→ **THE DATA**

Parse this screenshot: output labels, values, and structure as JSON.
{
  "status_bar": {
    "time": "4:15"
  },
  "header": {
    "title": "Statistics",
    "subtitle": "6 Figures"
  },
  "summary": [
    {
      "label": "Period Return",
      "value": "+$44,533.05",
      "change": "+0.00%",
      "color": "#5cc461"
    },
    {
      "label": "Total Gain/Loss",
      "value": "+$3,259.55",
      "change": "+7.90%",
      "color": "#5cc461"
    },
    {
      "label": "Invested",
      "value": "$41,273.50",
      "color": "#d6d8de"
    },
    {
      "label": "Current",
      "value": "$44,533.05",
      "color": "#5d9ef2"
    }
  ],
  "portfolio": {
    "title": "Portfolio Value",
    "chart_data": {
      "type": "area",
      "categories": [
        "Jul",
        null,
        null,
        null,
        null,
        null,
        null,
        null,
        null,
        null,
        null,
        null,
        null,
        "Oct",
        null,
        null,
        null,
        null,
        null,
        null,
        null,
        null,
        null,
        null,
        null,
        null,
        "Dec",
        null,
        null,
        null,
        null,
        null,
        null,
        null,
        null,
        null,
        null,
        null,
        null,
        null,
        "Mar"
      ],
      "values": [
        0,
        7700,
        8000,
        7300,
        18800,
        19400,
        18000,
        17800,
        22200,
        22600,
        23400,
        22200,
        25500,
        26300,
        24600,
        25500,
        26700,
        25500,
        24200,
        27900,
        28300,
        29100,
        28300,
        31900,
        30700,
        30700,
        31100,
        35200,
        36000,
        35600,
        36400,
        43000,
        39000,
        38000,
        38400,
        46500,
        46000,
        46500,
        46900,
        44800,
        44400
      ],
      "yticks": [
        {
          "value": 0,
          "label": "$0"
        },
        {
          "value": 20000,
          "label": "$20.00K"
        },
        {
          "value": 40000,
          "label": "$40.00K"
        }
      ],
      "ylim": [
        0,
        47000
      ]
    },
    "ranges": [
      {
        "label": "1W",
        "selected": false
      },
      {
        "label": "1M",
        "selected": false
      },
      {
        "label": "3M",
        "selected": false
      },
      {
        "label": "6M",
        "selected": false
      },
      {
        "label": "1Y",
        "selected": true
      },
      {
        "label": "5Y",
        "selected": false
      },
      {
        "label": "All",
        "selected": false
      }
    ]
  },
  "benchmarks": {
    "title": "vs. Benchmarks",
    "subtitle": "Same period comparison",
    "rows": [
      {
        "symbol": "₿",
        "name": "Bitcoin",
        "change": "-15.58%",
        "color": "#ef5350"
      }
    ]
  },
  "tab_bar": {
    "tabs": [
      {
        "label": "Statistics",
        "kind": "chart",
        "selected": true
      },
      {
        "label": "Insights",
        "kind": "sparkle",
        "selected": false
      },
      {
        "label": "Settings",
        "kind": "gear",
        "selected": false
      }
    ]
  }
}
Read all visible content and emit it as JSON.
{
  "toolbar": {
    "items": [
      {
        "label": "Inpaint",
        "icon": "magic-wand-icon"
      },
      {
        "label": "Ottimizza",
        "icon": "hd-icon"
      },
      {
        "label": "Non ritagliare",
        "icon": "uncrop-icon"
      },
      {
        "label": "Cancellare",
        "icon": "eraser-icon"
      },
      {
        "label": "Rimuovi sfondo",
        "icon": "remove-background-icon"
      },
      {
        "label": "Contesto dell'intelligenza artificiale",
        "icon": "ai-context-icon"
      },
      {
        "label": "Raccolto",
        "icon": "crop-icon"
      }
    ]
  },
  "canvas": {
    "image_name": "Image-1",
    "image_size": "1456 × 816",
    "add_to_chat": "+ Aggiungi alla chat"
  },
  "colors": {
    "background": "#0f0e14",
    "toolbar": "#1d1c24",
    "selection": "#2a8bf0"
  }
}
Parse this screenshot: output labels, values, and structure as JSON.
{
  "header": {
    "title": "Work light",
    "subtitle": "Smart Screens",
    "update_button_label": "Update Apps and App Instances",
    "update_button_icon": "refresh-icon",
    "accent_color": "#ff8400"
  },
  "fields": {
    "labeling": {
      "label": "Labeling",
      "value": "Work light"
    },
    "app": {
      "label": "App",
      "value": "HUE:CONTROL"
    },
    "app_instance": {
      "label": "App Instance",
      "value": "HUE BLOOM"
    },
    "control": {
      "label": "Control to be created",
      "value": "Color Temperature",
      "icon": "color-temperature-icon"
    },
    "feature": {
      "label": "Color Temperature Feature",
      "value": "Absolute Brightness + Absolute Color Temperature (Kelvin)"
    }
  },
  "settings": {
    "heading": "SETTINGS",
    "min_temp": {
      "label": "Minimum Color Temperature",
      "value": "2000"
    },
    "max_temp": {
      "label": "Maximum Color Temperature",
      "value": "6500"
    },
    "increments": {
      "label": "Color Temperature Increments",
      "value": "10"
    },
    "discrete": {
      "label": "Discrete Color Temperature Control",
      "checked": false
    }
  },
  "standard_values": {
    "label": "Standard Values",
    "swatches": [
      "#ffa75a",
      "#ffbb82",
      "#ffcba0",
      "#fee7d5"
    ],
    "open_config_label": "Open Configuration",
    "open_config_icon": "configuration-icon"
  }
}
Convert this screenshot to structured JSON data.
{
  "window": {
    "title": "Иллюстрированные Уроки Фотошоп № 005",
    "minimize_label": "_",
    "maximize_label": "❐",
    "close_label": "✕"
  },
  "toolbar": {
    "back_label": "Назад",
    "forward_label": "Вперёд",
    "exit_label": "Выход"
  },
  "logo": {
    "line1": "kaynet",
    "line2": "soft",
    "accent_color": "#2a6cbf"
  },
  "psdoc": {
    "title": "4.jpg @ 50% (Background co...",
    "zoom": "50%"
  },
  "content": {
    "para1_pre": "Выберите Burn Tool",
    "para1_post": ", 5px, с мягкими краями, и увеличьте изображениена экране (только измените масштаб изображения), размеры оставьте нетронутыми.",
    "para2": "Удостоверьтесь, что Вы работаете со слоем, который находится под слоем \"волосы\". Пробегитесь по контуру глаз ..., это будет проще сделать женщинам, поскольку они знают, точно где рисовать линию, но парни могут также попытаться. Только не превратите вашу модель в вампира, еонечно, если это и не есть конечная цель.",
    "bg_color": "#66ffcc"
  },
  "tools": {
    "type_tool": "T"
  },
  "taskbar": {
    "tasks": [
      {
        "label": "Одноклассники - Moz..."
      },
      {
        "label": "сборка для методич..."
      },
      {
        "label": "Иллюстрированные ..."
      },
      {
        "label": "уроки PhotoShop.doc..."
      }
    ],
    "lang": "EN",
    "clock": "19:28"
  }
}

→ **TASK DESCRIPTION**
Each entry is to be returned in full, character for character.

→ **EXPECTED ANSWER**
Parse this screenshot: output labels, values, and structure as JSON.
{
  "status_bar": {
    "time": "4:15"
  },
  "header": {
    "title": "Statistics",
    "subtitle": "6 Figures"
  },
  "summary": [
    {
      "label": "Period Return",
      "value": "+$44,533.05",
      "change": "+0.00%",
      "color": "#5cc461"
    },
    {
      "label": "Total Gain/Loss",
      "value": "+$3,259.55",
      "change": "+7.90%",
      "color": "#5cc461"
    },
    {
      "label": "Invested",
      "value": "$41,273.50",
      "color": "#d6d8de"
    },
    {
      "label": "Current",
      "value": "$44,533.05",
      "color": "#5d9ef2"
    }
  ],
  "portfolio": {
    "title": "Portfolio Value",
    "chart_data": {
      "type": "area",
      "categories": [
        "Jul",
        null,
        null,
        null,
        null,
        null,
        null,
        null,
        null,
        null,
        null,
        null,
        null,
        "Oct",
        null,
        null,
        null,
        null,
        null,
        null,
        null,
        null,
        null,
        null,
        null,
        null,
        "Dec",
        null,
        null,
        null,
        null,
        null,
        null,
        null,
        null,
        null,
        null,
        null,
        null,
        null,
        "Mar"
      ],
      "values": [
        0,
        7700,
        8000,
        7300,
        18800,
        19400,
        18000,
        17800,
        22200,
        22600,
        23400,
        22200,
        25500,
        26300,
        24600,
        25500,
        26700,
        25500,
        24200,
        27900,
        28300,
        29100,
        28300,
        31900,
        30700,
        30700,
        31100,
        35200,
        36000,
        35600,
        36400,
        43000,
        39000,
        38000,
        38400,
        46500,
        46000,
        46500,
        46900,
        44800,
        44400
      ],
      "yticks": [
        {
          "value": 0,
          "label": "$0"
        },
        {
          "value": 20000,
          "label": "$20.00K"
        },
        {
          "value": 40000,
          "label": "$40.00K"
        }
      ],
      "ylim": [
        0,
        47000
      ]
    },
    "ranges": [
      {
        "label": "1W",
        "selected": false
      },
      {
        "label": "1M",
        "selected": false
      },
      {
        "label": "3M",
        "selected": false
      },
      {
        "label": "6M",
        "selected": false
      },
      {
        "label": "1Y",
        "selected": true
      },
      {
        "label": "5Y",
        "selected": false
      },
      {
        "label": "All",
        "selected": false
      }
    ]
  },
  "benchmarks": {
    "title": "vs. Benchmarks",
    "subtitle": "Same period comparison",
    "rows": [
      {
        "symbol": "₿",
        "name": "Bitcoin",
        "change": "-15.58%",
        "color": "#ef5350"
      }
    ]
  },
  "tab_bar": {
    "tabs": [
      {
        "label": "Statistics",
        "kind": "chart",
        "selected": true
      },
      {
        "label": "Insights",
        "kind": "sparkle",
        "selected": false
      },
      {
        "label": "Settings",
        "kind": "gear",
        "selected": false
      }
    ]
  }
}
Read all visible content and emit it as JSON.
{
  "toolbar": {
    "items": [
      {
        "label": "Inpaint",
        "icon": "magic-wand-icon"
      },
      {
        "label": "Ottimizza",
        "icon": "hd-icon"
      },
      {
        "label": "Non ritagliare",
        "icon": "uncrop-icon"
      },
      {
        "label": "Cancellare",
        "icon": "eraser-icon"
      },
      {
        "label": "Rimuovi sfondo",
        "icon": "remove-background-icon"
      },
      {
        "label": "Contesto dell'intelligenza artificiale",
        "icon": "ai-context-icon"
      },
      {
        "label": "Raccolto",
        "icon": "crop-icon"
      }
    ]
  },
  "canvas": {
    "image_name": "Image-1",
    "image_size": "1456 × 816",
    "add_to_chat": "+ Aggiungi alla chat"
  },
  "colors": {
    "background": "#0f0e14",
    "toolbar": "#1d1c24",
    "selection": "#2a8bf0"
  }
}
Parse this screenshot: output labels, values, and structure as JSON.
{
  "header": {
    "title": "Work light",
    "subtitle": "Smart Screens",
    "update_button_label": "Update Apps and App Instances",
    "update_button_icon": "refresh-icon",
    "accent_color": "#ff8400"
  },
  "fields": {
    "labeling": {
      "label": "Labeling",
      "value": "Work light"
    },
    "app": {
      "label": "App",
      "value": "HUE:CONTROL"
    },
    "app_instance": {
      "label": "App Instance",
      "value": "HUE BLOOM"
    },
    "control": {
      "label": "Control to be created",
      "value": "Color Temperature",
      "icon": "color-temperature-icon"
    },
    "feature": {
      "label": "Color Temperature Feature",
      "value": "Absolute Brightness + Absolute Color Temperature (Kelvin)"
    }
  },
  "settings": {
    "heading": "SETTINGS",
    "min_temp": {
      "label": "Minimum Color Temperature",
      "value": "2000"
    },
    "max_temp": {
      "label": "Maximum Color Temperature",
      "value": "6500"
    },
    "increments": {
      "label": "Color Temperature Increments",
      "value": "10"
    },
    "discrete": {
      "label": "Discrete Color Temperature Control",
      "checked": false
    }
  },
  "standard_values": {
    "label": "Standard Values",
    "swatches": [
      "#ffa75a",
      "#ffbb82",
      "#ffcba0",
      "#fee7d5"
    ],
    "open_config_label": "Open Configuration",
    "open_config_icon": "configuration-icon"
  }
}
Convert this screenshot to structured JSON data.
{
  "window": {
    "title": "Иллюстрированные Уроки Фотошоп № 005",
    "minimize_label": "_",
    "maximize_label": "❐",
    "close_label": "✕"
  },
  "toolbar": {
    "back_label": "Назад",
    "forward_label": "Вперёд",
    "exit_label": "Выход"
  },
  "logo": {
    "line1": "kaynet",
    "line2": "soft",
    "accent_color": "#2a6cbf"
  },
  "psdoc": {
    "title": "4.jpg @ 50% (Background co...",
    "zoom": "50%"
  },
  "content": {
    "para1_pre": "Выберите Burn Tool",
    "para1_post": ", 5px, с мягкими краями, и увеличьте изображениена экране (только измените масштаб изображения), размеры оставьте нетронутыми.",
    "para2": "Удостоверьтесь, что Вы работаете со слоем, который находится под слоем \"волосы\". Пробегитесь по контуру глаз ..., это будет проще сделать женщинам, поскольку они знают, точно где рисовать линию, но парни могут также попытаться. Только не превратите вашу модель в вампира, еонечно, если это и не есть конечная цель.",
    "bg_color": "#66ffcc"
  },
  "tools": {
    "type_tool": "T"
  },
  "taskbar": {
    "tasks": [
      {
        "label": "Одноклассники - Moz..."
      },
      {
        "label": "сборка для методич..."
      },
      {
        "label": "Иллюстрированные ..."
      },
      {
        "label": "уроки PhotoShop.doc..."
      }
    ],
    "lang": "EN",
    "clock": "19:28"
  }
}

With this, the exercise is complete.